“We plan to soon reach annual production of 2.5 million boxes,” noted Clive. “We should have reached 1.8 million boxes this year, but hail damage reduced that to 1.2 million boxes.”
As far as marketing, Clive believes Europe will always be a key part of the company's strategy, but Asia has great potential. North America, he explained, is much easier for South American shippers to reach, and while Europe will remain competitive for both South Africa and South America because of comparable shipping times, South African shippers can reach Asian markets much quicker than South American shippers can. Africa also holds great promise.
“It's interesting that now, about 50 percent of the apples grown in South Africa are sold in Africa, so it's not just to Europe and the East,” said Clive. “That's a new development, and we believe there will be opportunities for avocados in Africa at some stage.” Domestically, the market for green skin avocados is much greater than for Hass varieties. For that reason, virtually all Hass production is sold in Europe and the majority of green avocados are sold at home.
“We try to produce avocados through 12 months of the year in South Africa, because what we’re finding is there are no avocados in South Africa from October through February. There's a huge shortage, and people are prepared to pay crazy prices,” explained Clive. “What we’re trying to do is fill this gap. Our peak time is from May to August, but we’re trying to fill those shoulders.” Exports start in March and run through October in Europe, where ZZ2 tries to get into the market as soon as possible in order to avoid competition from Peru.

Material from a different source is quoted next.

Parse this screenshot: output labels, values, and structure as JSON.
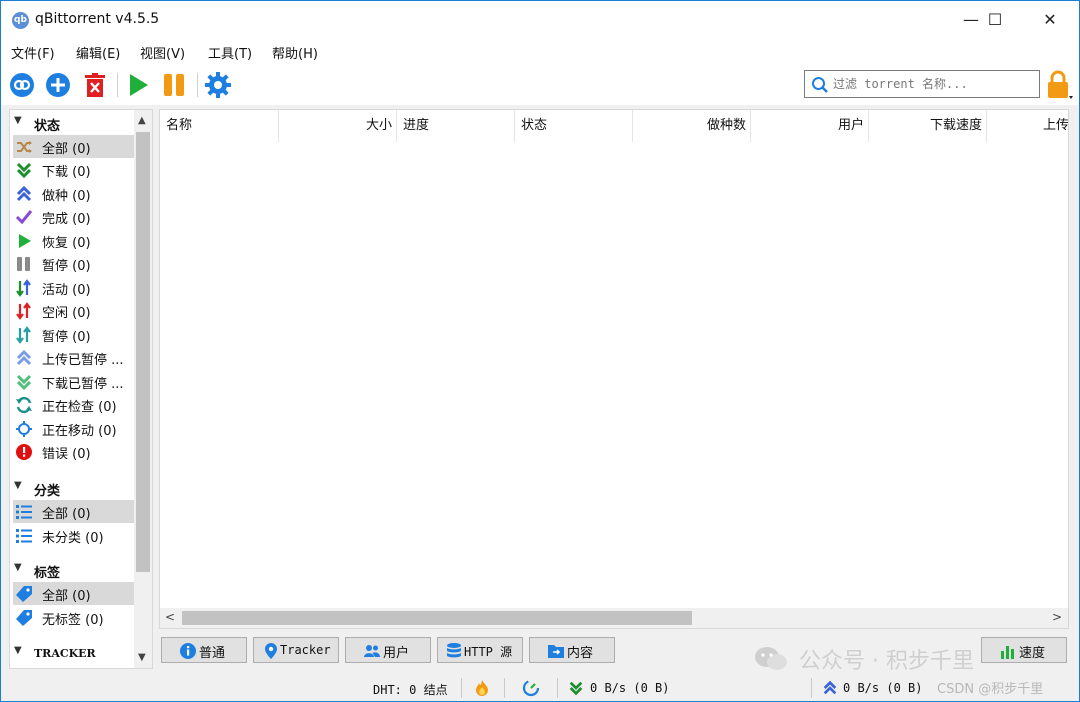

Through all of this growth, the company wants to retain its roots as as socially responsible grower. Being a leader means acting on market opportunities before others catch on, but it also means acting in a way that is fair to customers, consumers, workers and shareholders.
“In terms of sustainable value, we realize that there are future generations to come and farm behind us, so we need to be sustainable from an ecological point of view, and from a financial point of view,” said Clive. “We must make sure that the company is profitable, and that we’re looking after the environment at the same time.” That's embodied in the idea of Natuurboerdery, which translates roughly to nature-friendly farming. Beneficial insects are used to control pests in favor of pesticides, and composting plays a large part in fertilizing crops. But Natuurboerdery also has to do with creating a friendly environment for the people ZZ2 employs.
“What makes this relevant is that we’ve got a very strong brand, and a very well-entrenched value system and I think one of the biggest things is there is respect for people,” he said. “We’ve got a very stable workforce here. We provide permanent jobs, permanent housing where the guys have got running water, electricity and geysers. So we’re trying to make the environment as stable as possible for the employees.” That includes busing people to and from work as well as schools and clinics on the farm. The idea is that workers are more productive if they have their needs taken care of and only have to worry about their tasks at hand.
Natuurboerdery also pertains to maintaining the biodiversity that makes agriculture feasible in the first place. ZZ2 has set aside 15,000 hectares for game precisely for that reason, and it's also set aside conservancies throughout its farm to encourage biodiversity.
“Our core business is to deliver quality agricultural produce to clients who expect value, and our practice is to optimize resources that are ethically, environmentally, and economically stable,” Clive said. “We look after the soil, we look after the environment, we make sure that we’re farming in harmony with nature. We know there are generations to come and follow us, so we need to look after what we’ve got."